Shermane Bilal, Senior Manager of Grants and Funds and Liz Donohue, Grants Manager at RPA were invited to participate on a panel entitled “The Future of DAFs” with grantmaking staff from the New York Community Trust, the San Francisco Foundation, and the Community Foundation of Pittsburgh. The panelists shared strategies for working productively with donor advisors, explained the benefits of DAF giving in different ways, the current statistics of DAFs, ideas around DAF reforms, and how to educate and engage with DAF clients. Around 50 attendees participated in breakout discussions around their own ideas for how to strengthen the work and transparency around DAFs, but what we found most surprising was that nearly half of the attendees did not work for a DAF organization, they simply wanted to learn more about them.
Equity and Inclusion through Participatory Grantmaking and Decolonizing Wealth

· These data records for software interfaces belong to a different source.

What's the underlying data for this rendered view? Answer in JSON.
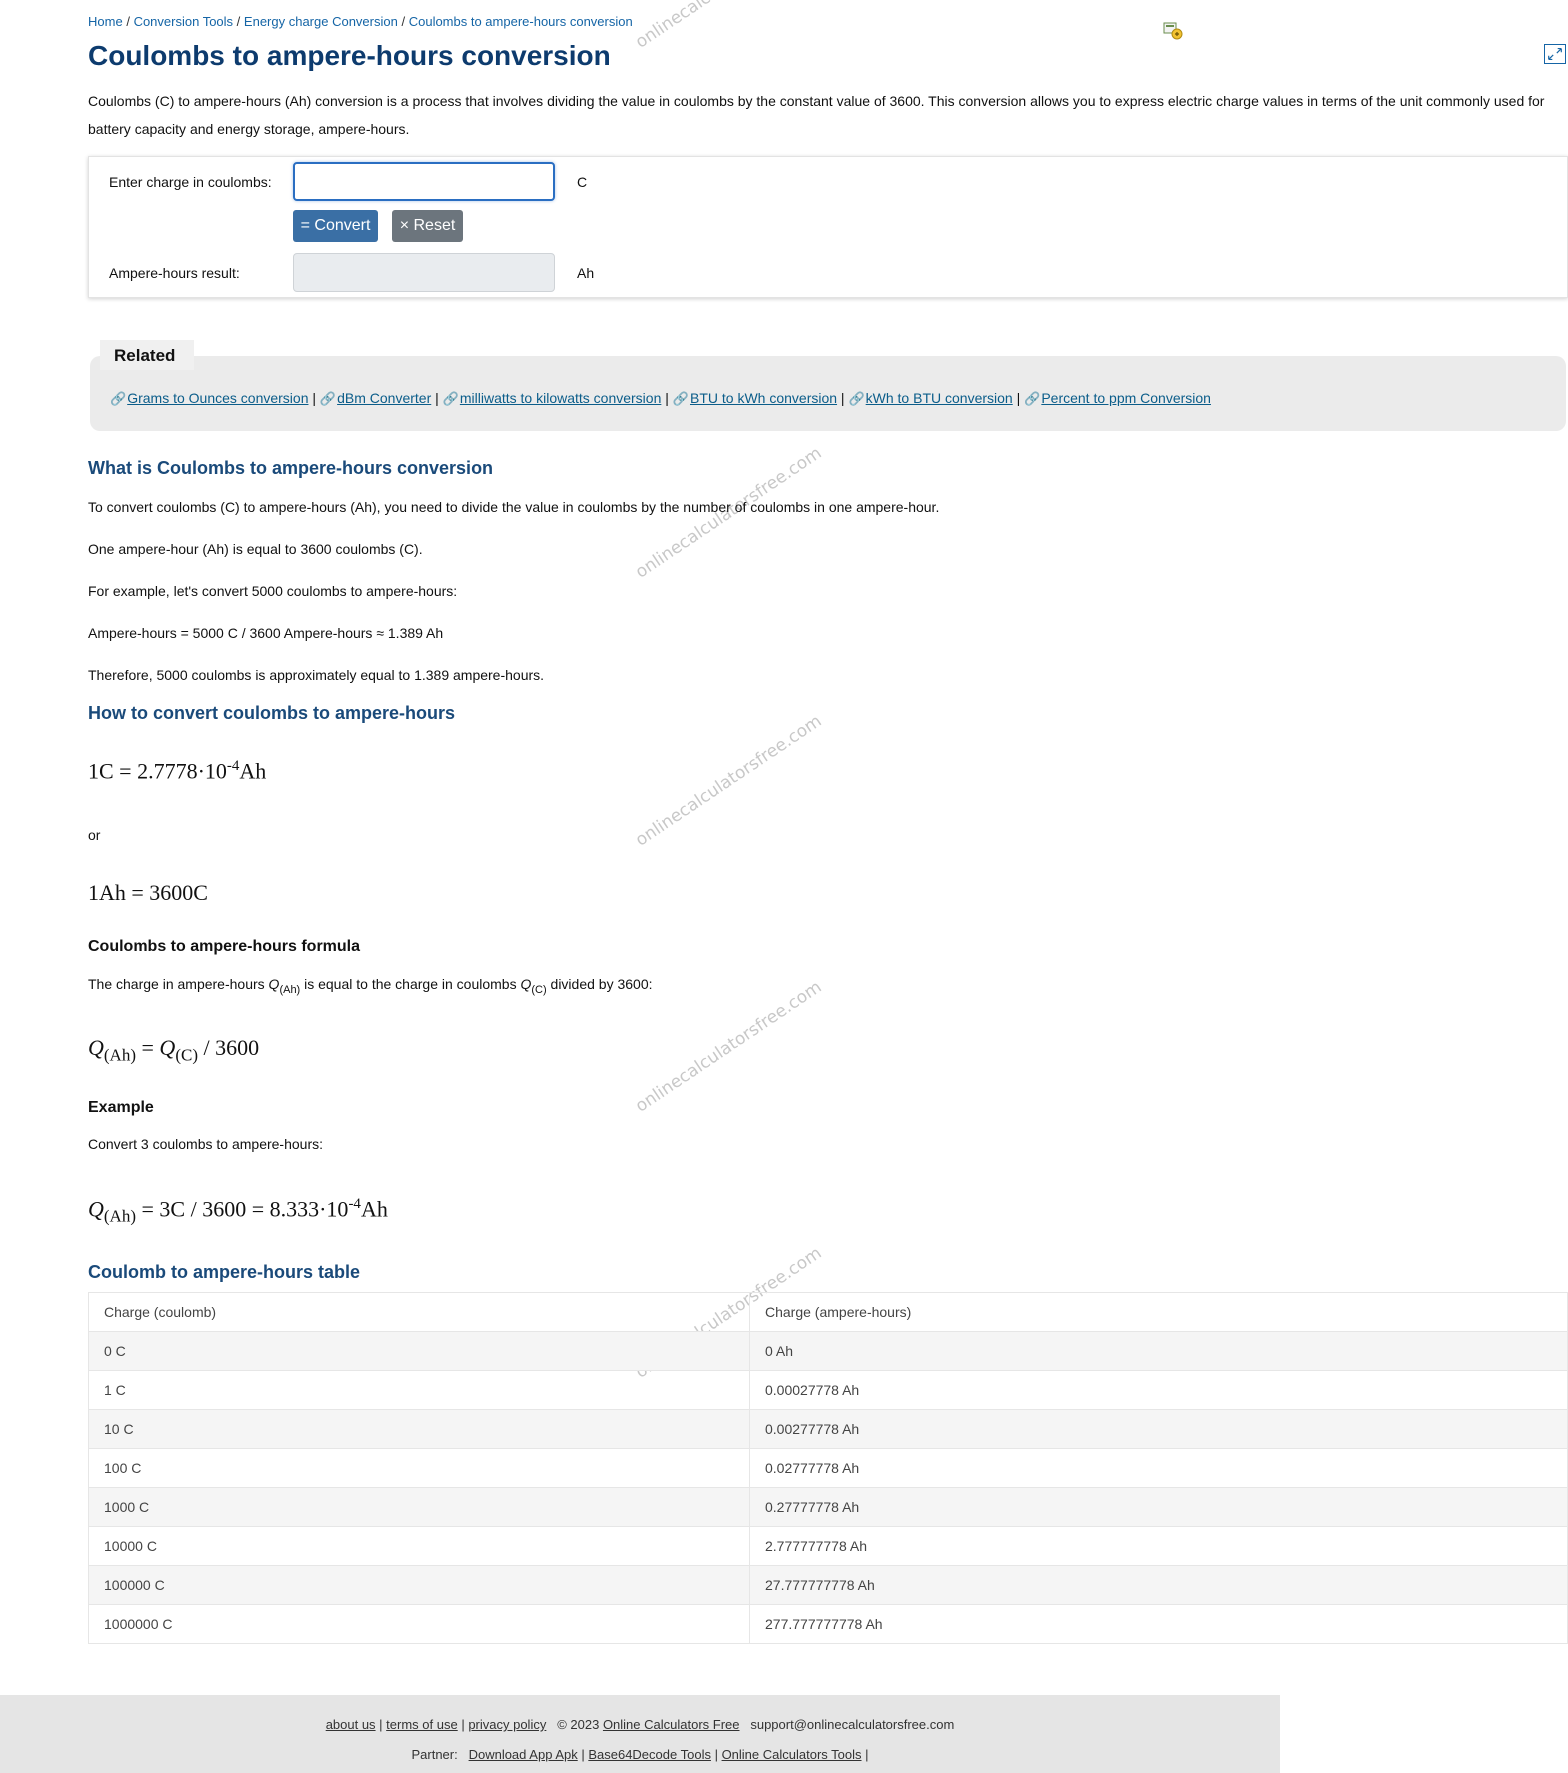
{
  "breadcrumb": {
    "items": [
      "Home",
      "Conversion Tools",
      "Energy charge Conversion",
      "Coulombs to ampere-hours conversion"
    ]
  },
  "title": "Coulombs to ampere-hours conversion",
  "intro": "Coulombs (C) to ampere-hours (Ah) conversion is a process that involves dividing the value in coulombs by the constant value of 3600. This conversion allows you to express electric charge values in terms of the unit commonly used for battery capacity and energy storage, ampere-hours.",
  "calculator": {
    "input_label": "Enter charge in coulombs:",
    "input_value": "",
    "input_unit": "C",
    "convert_label": "= Convert",
    "reset_label": "× Reset",
    "result_label": "Ampere-hours result:",
    "result_value": "",
    "result_unit": "Ah"
  },
  "related": {
    "title": "Related",
    "links": [
      "Grams to Ounces conversion",
      "dBm Converter",
      "milliwatts to kilowatts conversion",
      "BTU to kWh conversion",
      "kWh to BTU conversion",
      "Percent to ppm Conversion"
    ],
    "icon": "link-icon"
  },
  "article": {
    "what_heading": "What is Coulombs to ampere-hours conversion",
    "what_p1": "To convert coulombs (C) to ampere-hours (Ah), you need to divide the value in coulombs by the number of coulombs in one ampere-hour.",
    "what_p2": "One ampere-hour (Ah) is equal to 3600 coulombs (C).",
    "what_p3": "For example, let's convert 5000 coulombs to ampere-hours:",
    "what_p4": "Ampere-hours = 5000 C / 3600 Ampere-hours ≈ 1.389 Ah",
    "what_p5": "Therefore, 5000 coulombs is approximately equal to 1.389 ampere-hours.",
    "how_heading": "How to convert coulombs to ampere-hours",
    "eq1_left": "1C = 2.7778·10",
    "eq1_exp": "-4",
    "eq1_unit": "Ah",
    "or": "or",
    "eq2": "1Ah = 3600C",
    "formula_heading": "Coulombs to ampere-hours formula",
    "formula_text_a": "The charge in ampere-hours ",
    "formula_q": "Q",
    "formula_sub_ah": "(Ah)",
    "formula_text_b": " is equal to the charge in coulombs ",
    "formula_sub_c": "(C)",
    "formula_text_c": " divided by 3600:",
    "formula_eq_mid": " = ",
    "formula_eq_end": " / 3600",
    "example_heading": "Example",
    "example_text": "Convert 3 coulombs to ampere-hours:",
    "example_eq": " = 3C / 3600 = 8.333·10",
    "example_exp": "-4",
    "example_unit": "Ah",
    "table_heading": "Coulomb to ampere-hours table"
  },
  "table": {
    "headers": [
      "Charge (coulomb)",
      "Charge (ampere-hours)"
    ],
    "rows": [
      [
        "0 C",
        "0 Ah"
      ],
      [
        "1 C",
        "0.00027778 Ah"
      ],
      [
        "10 C",
        "0.00277778 Ah"
      ],
      [
        "100 C",
        "0.02777778 Ah"
      ],
      [
        "1000 C",
        "0.27777778 Ah"
      ],
      [
        "10000 C",
        "2.777777778 Ah"
      ],
      [
        "100000 C",
        "27.777777778 Ah"
      ],
      [
        "1000000 C",
        "277.777777778 Ah"
      ]
    ]
  },
  "watermark": "onlinecalculatorsfree.com",
  "footer": {
    "links": [
      "about us",
      "terms of use",
      "privacy policy"
    ],
    "copyright": "© 2023",
    "site_link": "Online Calculators Free",
    "email": "support@onlinecalculatorsfree.com",
    "partner_label": "Partner:",
    "partners": [
      "Download App Apk",
      "Base64Decode Tools",
      "Online Calculators Tools"
    ]
  }
}
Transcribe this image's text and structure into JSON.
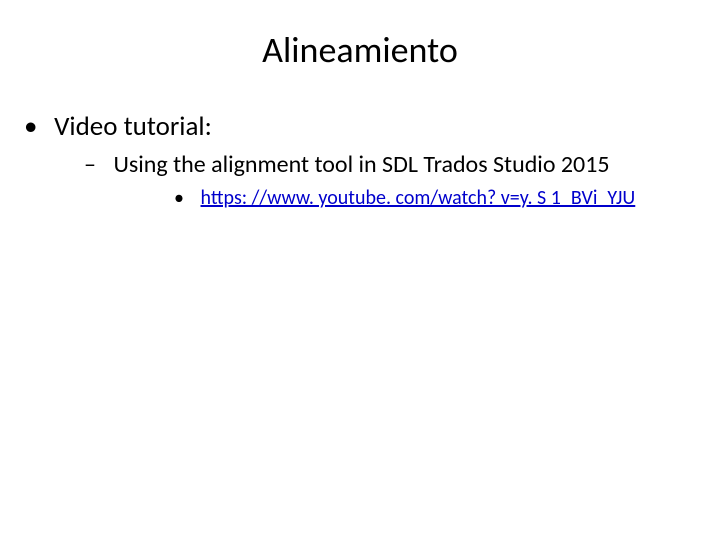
{
  "title": "Alineamiento",
  "bullets": {
    "lvl1": "Video tutorial:",
    "lvl2": "Using the alignment tool in SDL Trados Studio 2015",
    "lvl3_link_text": "https: //www. youtube. com/watch? v=y. S 1_BVi_YJU"
  }
}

For the second year in a row, Edgar Villanueva, the Vice President of Programs and Advocacy at the Schott Foundation for Public Education and the author of Decolonizing Wealth, gave a talk during lunch on Tuesday. Decolonizing Wealth analyzes colonial dynamics in philanthropy and finance and provides solutions to address the continued inequality in the sector, drawn from Native traditions. We were challenged to recognize the colonial history of wealth accumulation and question who decides how to distribute funding. He shared the stunning statistics that less than 8% of philanthropic dollars go back to communities of color in the United States, and less than 1% of that go to indigenous communities.
In the spirit of finding solutions to shift the power of philanthropic decision-making into the hands of those closest to the affected communities, there was a session based on Grantcraft’s Participatory Grantmaking Guide given by Jen Bokoff of Candid and Arlene Wilson-Grant of the Disability Rights Fund. Attendees learned about how the Disability Rights Fund practices participatory grantmaking and discussed how grantmaking decisions are made at their respective foundations
Overcoming Invisibility: Funding Native Issues
Participants learned about recent findings from the “Reclaiming Native Truth Project,” an unprecedented research campaign designed to increase our understanding of Native Americans while illustrating the path towards change for Native peoples. Of all foundation grants, nationwide, less than 0.03 percent go to Native Americans or Native issues. Of that percent, only one-third go to Native-led organizations serving Native people. Panelists shared strategies for funding Native issues, lessons from that work, and successes engaging with Native partners. A link to the guide can be found here.
Other stimulating conference sessions attended included: Get Woke: Are You Opening or Closing the Diversity, Equity and Inclusion Door?; The Power Equation: Equalizing Power for Win/Win Solutions; Let’s Talk General Operating Grants; Process, What Process? Cat-Hearding for Grants Managers; Foundation Support for Nonprofit Advocacy; and Rapid-Response Grantmaking: Creating Nimble Processes to Support Urgent Movements.Back to News